There were 227 households out of which 33.9% had children under the age of 18 living with them, 59.5% were married couples living together, 11.9% had a female householder with no husband present, and 23.3% were non-families. 21.6% of all households were made up of individuals and 6.2% had someone living alone who was 65 of age or older. The average household size was 2.68 and the average family size was 3.06.

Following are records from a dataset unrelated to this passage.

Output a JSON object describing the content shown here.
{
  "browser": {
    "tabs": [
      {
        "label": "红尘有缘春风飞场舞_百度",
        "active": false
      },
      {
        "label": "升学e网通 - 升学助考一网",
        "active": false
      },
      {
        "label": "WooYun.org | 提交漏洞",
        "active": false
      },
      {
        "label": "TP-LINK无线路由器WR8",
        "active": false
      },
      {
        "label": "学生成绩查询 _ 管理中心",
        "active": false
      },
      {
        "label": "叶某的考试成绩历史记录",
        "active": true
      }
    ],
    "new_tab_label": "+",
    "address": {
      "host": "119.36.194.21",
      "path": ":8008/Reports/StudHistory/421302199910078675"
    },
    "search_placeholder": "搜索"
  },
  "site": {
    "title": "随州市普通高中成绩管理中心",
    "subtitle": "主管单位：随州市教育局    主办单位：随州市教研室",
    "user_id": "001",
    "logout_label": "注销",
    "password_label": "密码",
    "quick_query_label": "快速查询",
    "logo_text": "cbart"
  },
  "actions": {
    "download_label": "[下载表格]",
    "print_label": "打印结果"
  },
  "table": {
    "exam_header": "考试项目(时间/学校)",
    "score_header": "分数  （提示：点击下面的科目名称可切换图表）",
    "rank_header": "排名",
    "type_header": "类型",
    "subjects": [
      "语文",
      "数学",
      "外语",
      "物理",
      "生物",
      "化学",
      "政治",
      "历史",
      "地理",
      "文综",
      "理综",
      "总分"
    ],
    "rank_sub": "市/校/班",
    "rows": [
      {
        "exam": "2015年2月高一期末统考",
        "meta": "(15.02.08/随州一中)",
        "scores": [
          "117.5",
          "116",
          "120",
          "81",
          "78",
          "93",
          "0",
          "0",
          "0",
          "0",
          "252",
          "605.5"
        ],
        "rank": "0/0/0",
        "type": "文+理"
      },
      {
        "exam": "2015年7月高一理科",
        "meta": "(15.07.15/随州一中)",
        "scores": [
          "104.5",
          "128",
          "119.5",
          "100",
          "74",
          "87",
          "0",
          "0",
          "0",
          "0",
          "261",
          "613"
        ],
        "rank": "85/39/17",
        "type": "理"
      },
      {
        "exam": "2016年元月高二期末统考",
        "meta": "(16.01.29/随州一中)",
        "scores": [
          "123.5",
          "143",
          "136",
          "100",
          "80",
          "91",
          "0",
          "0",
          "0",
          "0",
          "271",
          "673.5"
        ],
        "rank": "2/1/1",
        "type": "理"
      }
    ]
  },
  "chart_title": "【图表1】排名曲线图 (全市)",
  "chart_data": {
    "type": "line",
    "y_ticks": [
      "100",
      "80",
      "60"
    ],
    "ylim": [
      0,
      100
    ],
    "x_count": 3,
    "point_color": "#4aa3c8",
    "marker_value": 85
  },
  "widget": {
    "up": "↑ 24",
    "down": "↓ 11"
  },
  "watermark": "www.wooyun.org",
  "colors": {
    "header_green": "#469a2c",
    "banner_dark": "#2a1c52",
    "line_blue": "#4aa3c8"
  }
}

In the town, the population was spread out with 28.9% under the age of 18, 8.1% from 18 to 24, 24.7% from 25 to 44, 26.6% from 45 to 64, and 11.7% who were 65 of age or older. The median age was 37 . For every 100 females there were 101.3 males. For every 100 females age 18 and over, there were 92.9 males.
The median income for a household in the town was $38,750, and the median income for a family was $44,167. Males had a median income of $32,279 versus $21,429 for females. The per capita income for the town was $18,610. About 7.3% of families and 7.4% of the population were below the poverty line, including 12.8% of those under age 18 and none of those age 65 or over.
Famous Native American writer Sherman Alexie attended Reardan High School, which is featured in a few of his stories and in his 2007 novel for young adults, The Absolutely True Diary of a Part-Time Indian.
World War II Medal of Honor recipient PFC Joe E. Mann was born July 8, 1922 in Reardan and was killed in action, September 19, 1944 in Best, Netherlands. He was a soldier assigned to the 502nd PIR, 101st Airborne Division.
After Colfax and Ritzville, it is one of Washington's most infamous speed traps.
Reardan, Washington Facts for Kids. Kiddle Encyclopedia.